In July 1936 it was announced Deanna Durbin would appear alongside Dane, with "Henry Kosta" to direct.[4] By August Dante had dropped out and the three girls were to be played by Durbin, Nan Grey and Barbara Read. Binnie Barnes signed to play the vamp.[5]

Ray Milland was a last-minute replacement for Louis Hayward, who was originally cast, but fell ill shortly of pleurisy four days into filming. The replacement was made in September.[6][7]

ReceptionEdit

The film was a huge box office hit.

LegacyEdit

The film not only made Deanna Durbin a star, it led to a number of imitations.[8]

AwardsEdit

Three Smart Girls received Academy Award nominations for Best Picture, Best Sound (Homer G. Tasker), and Best Original Story.[9]

ReferencesEdit

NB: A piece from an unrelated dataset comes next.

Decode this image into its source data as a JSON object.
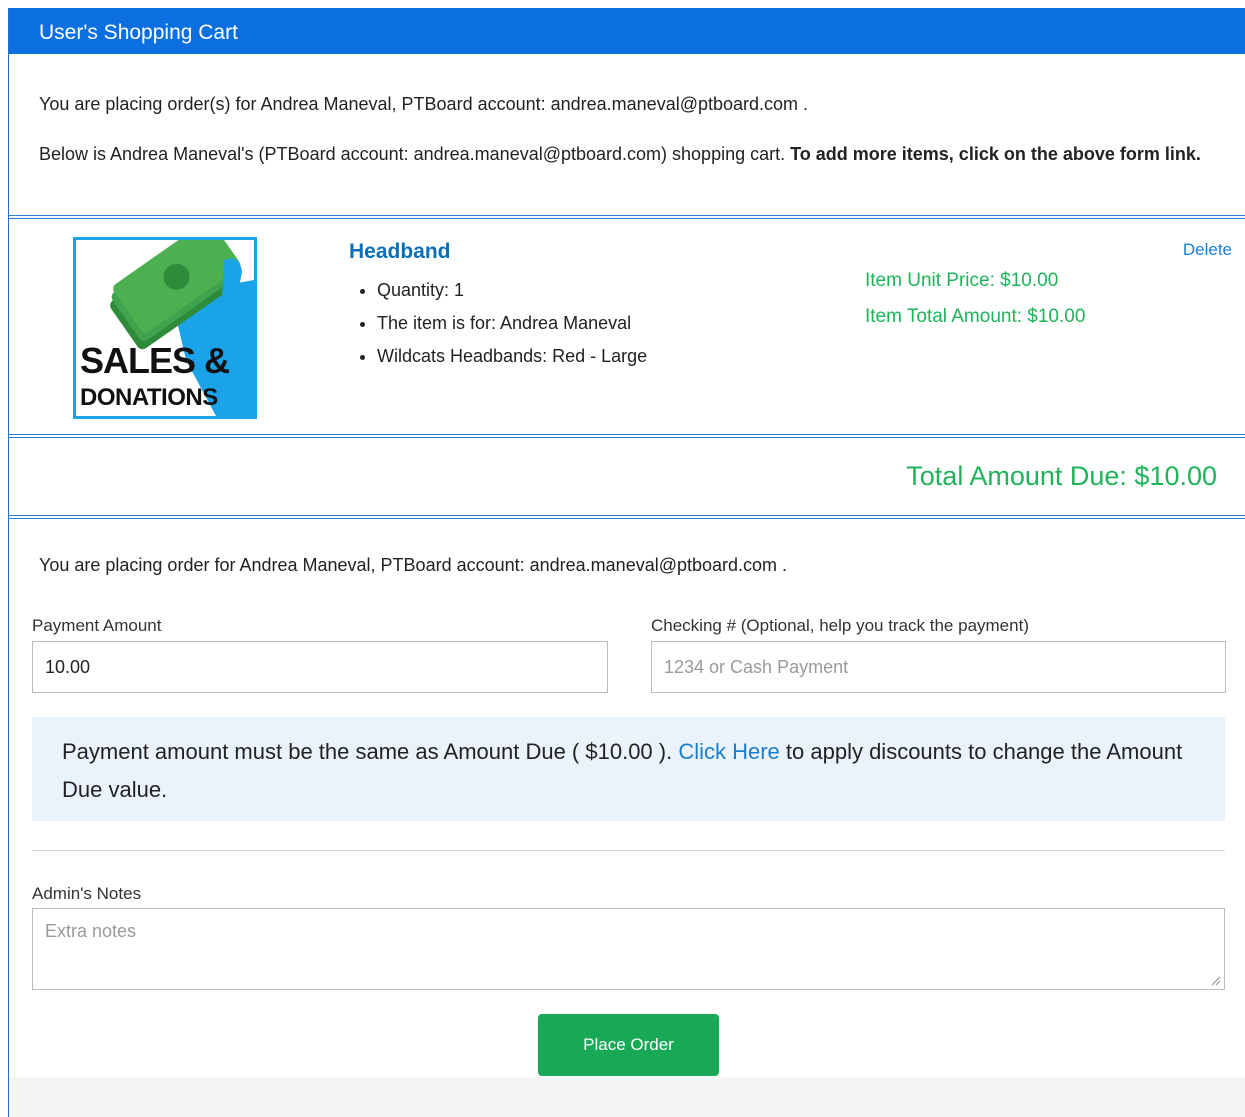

  1. ^ a b Three smart guys: How a few penniless German émigrés saved Universal Studios Asper, Helmut; Horak, Jan-Christopher. Film History; New York Vol. 11, Iss. 2, (Jan 1, 1999): 134.
  2. ^ a b Erickson, Hal. "Three Smart Girls (1936)". The New York Times. Retrieved September 12, 2012.
  3. ^ GREEN PASTURES' PLEASES HOLLYWOOD New York Times 24 May 1936: X3.
  4. ^ NEWS OF THE SCREEN New York Times 1 July 1936: 29.
  5. ^ Binnie Barnes, Back From Reno, Will Enact VamP in "Three Smart Girls" Los Angeles Times 22 Aug 1936: 7.
  6. ^ SUPER STYLE PAGEANT PROMISED IN IRENE DUNNE FEATURE: Sparkle of Alice Faye to Lend Zip to Temple Film Schallert, Edwin. Los Angeles Times21 Sep 1936: 13.
  7. ^ Around and About in Hollywood Read, Kendall. Los Angeles Times 23 Sep 1936: 15.
  8. ^ HAYS OFFICE BATTLES TO MAINTAIN SCREEN PURITY Los Angeles Times 7 Feb 1937: C1.
  9. ^ "The 9th Academy Awards (1937) Nominees and Winners". Oscars. Retrieved August 8, 2011.

External linksEdit